Julie and I could not imagine living on that other side, the side of life where no one bothers to keep parent stuff behind the bedroom doors. Or sometimes it is just so much that it cannot be contained in that small intimate space. She and I grew up in houses where we would have never thought that we would ever find ourselves saying out loud to a parent—or at least to ourselves—“How can you share that with your daughter/son?” It is not a child's burden, even an adult child.
Julie wonders about the winter of losing her father. She wonders. We wonder. Losing him, did she also lose the love he shared with her mother? What questions where left unasked? What did he leave? He left her with with more than his memory of his childhood Cubs and the baseball glove that reminded her of why baseball is important, important even to one of the girls of John Kennedy's America, even in her great longing.
But what is the secret to that love? What is that answer? We still search for that, not knowing what questions we would or should have asked to know better. Or, in my case, what questions I am still not brave enough to ask to learn the lessons that hid behind the door. What is worse is that we sometimes forget the lessons we have already been shown, strong and good and that made our homes.
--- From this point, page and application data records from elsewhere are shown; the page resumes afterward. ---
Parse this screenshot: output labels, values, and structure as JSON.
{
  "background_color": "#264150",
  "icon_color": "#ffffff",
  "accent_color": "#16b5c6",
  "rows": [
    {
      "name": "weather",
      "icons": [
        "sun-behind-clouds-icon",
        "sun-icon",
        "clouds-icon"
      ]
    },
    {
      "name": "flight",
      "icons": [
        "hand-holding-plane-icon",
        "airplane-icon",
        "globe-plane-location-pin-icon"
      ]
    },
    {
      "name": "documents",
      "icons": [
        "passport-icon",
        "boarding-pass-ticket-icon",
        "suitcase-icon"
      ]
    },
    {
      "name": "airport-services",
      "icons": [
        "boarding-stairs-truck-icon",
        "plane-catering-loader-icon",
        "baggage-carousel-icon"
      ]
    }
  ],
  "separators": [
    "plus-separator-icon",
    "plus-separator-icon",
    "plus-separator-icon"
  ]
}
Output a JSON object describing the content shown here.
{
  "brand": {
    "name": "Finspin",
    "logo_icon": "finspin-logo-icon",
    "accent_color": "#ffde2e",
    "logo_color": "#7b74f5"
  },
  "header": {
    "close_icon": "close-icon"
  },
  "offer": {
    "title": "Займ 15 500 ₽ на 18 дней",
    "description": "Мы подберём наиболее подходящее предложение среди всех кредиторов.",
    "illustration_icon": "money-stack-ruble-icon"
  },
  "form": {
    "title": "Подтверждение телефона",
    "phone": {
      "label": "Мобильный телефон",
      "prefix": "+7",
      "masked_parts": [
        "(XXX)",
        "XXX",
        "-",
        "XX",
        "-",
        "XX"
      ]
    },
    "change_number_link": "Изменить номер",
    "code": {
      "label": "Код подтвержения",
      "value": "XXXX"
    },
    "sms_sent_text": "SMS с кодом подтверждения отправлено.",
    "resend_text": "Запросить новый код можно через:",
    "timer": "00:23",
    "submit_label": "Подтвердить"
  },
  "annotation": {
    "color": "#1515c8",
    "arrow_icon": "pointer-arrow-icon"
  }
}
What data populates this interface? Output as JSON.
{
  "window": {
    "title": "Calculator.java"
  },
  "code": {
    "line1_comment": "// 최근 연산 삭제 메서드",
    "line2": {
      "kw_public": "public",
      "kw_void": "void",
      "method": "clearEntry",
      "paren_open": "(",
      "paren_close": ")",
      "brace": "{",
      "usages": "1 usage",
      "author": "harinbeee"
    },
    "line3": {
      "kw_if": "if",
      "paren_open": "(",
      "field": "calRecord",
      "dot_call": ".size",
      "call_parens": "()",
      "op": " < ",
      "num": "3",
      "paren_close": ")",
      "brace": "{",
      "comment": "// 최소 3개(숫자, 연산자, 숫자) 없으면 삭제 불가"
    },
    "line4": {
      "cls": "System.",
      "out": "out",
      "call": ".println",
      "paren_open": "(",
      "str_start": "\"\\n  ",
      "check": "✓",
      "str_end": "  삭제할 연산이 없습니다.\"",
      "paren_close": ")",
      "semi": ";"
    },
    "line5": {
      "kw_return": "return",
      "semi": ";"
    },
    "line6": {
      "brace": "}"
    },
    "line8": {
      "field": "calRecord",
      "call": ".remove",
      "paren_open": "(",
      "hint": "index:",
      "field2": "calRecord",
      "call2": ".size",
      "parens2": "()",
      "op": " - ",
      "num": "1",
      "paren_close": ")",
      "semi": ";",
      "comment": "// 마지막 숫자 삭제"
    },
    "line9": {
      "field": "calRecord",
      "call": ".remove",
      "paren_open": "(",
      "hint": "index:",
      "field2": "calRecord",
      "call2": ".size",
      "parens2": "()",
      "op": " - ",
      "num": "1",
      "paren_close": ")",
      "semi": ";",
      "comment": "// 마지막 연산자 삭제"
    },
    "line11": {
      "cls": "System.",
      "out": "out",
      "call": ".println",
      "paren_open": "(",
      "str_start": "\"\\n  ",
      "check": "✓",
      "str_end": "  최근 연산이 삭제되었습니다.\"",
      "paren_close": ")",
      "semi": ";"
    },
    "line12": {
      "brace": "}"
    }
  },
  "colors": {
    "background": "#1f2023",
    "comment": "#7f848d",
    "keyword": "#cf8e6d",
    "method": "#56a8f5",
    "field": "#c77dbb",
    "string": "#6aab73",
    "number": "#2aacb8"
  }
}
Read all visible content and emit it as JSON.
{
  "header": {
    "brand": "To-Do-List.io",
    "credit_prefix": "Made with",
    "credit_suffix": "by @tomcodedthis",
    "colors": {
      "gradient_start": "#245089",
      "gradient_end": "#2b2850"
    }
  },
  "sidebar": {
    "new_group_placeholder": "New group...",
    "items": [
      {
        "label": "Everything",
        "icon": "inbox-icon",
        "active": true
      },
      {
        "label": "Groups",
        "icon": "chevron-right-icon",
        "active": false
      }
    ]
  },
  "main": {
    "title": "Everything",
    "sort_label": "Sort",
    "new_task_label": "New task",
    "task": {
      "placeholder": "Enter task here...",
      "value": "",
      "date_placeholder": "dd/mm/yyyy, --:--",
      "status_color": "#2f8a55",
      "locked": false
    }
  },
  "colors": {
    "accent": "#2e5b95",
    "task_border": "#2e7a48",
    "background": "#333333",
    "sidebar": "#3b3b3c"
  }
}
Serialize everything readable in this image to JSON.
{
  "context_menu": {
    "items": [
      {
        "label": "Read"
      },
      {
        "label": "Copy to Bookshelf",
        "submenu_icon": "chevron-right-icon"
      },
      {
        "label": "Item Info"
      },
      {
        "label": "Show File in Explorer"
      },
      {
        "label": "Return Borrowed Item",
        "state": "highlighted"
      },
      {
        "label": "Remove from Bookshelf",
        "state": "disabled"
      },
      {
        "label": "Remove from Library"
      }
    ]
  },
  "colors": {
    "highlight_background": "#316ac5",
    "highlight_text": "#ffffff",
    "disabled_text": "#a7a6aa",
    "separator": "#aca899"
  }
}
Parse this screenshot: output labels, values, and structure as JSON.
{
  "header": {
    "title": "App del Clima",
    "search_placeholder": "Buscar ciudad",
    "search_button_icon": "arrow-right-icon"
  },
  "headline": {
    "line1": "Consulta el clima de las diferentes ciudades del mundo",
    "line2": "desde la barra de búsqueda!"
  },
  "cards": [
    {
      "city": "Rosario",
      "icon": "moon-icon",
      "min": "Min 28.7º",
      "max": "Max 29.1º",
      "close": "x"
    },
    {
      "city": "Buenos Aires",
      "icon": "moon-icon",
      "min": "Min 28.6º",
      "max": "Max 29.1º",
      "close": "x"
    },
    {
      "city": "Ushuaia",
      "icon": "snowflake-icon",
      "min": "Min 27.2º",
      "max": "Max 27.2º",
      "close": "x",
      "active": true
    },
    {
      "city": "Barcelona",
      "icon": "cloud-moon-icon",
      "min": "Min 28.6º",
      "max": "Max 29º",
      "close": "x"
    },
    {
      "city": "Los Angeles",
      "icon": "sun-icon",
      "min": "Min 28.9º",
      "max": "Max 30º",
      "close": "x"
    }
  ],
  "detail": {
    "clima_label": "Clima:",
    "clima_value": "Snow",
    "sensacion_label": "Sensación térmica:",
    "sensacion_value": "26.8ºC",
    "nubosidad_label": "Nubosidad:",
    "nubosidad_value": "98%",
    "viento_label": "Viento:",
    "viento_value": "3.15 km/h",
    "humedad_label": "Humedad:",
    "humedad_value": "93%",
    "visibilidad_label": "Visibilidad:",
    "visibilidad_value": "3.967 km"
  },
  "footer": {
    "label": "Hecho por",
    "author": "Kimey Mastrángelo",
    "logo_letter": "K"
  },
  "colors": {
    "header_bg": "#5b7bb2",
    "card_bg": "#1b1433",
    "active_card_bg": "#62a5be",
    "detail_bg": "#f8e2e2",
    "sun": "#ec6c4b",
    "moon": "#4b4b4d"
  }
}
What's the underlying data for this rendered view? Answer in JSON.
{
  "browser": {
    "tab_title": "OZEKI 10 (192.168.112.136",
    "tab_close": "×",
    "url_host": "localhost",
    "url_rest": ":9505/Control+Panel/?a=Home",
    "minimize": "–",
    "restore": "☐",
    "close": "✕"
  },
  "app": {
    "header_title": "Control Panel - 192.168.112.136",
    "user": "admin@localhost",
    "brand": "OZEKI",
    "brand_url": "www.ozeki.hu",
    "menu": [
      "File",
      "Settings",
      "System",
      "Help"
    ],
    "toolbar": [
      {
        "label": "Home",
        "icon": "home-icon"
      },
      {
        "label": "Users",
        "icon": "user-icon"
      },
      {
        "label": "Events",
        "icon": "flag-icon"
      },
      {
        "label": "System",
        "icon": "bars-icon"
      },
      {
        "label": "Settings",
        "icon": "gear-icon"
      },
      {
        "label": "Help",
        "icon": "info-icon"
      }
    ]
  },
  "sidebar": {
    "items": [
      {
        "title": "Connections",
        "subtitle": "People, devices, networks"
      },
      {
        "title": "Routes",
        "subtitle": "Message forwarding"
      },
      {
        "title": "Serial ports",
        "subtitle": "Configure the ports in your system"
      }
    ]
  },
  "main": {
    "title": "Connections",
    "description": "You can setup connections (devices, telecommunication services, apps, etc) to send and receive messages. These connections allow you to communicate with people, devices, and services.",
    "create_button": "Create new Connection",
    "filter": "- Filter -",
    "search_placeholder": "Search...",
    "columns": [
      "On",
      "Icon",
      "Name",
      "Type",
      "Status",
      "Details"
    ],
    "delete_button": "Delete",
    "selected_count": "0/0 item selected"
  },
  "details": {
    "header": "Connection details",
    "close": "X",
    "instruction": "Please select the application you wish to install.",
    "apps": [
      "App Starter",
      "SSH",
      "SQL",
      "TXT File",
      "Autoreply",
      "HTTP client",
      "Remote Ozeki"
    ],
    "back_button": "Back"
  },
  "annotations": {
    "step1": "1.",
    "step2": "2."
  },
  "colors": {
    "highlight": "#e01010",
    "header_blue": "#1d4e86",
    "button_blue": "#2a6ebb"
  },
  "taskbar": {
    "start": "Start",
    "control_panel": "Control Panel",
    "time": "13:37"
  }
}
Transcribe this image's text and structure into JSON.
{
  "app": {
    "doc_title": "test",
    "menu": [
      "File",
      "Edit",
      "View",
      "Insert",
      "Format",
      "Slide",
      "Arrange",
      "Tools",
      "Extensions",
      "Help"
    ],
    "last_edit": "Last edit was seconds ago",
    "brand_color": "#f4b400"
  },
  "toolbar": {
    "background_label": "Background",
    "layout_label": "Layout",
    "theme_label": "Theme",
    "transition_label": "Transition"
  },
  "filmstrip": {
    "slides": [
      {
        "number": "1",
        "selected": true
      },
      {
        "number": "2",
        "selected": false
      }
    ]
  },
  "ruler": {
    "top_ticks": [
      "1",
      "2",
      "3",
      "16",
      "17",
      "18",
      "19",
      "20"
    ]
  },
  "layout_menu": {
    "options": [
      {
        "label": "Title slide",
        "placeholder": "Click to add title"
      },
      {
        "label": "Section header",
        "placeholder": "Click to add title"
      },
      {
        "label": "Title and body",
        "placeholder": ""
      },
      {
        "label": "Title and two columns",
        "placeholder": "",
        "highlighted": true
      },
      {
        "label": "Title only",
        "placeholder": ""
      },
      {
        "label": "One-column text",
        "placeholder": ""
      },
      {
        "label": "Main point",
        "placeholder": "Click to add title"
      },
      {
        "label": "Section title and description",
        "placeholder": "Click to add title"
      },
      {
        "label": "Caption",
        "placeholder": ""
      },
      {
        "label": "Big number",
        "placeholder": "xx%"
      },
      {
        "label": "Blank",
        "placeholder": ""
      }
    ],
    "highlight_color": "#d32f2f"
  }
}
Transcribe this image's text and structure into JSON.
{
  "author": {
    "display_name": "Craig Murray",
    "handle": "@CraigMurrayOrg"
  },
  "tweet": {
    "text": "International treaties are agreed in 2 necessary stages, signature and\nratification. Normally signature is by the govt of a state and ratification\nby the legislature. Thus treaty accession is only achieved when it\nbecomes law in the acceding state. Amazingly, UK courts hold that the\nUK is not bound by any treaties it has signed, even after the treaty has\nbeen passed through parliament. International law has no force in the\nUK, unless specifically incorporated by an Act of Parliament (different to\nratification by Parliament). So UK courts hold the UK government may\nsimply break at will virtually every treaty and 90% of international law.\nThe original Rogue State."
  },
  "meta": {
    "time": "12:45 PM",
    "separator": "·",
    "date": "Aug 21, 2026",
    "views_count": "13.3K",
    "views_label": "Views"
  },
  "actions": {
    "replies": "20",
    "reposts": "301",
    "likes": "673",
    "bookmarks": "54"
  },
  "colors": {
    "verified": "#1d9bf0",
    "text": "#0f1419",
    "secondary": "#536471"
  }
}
There is more to know. How to we find out? The reality of her father's passing: I know Julie's mother wished she could whisper that, but the news was so loud. Did Julie's ears curl? I still have the chance to ask, knowing I have some of the answers, knowing I am afraid of other truths. My mother, my father: they are waiting, waiting to lean over and whisper the answers in my ear. But not all of them. Because there are some things kids just should not know.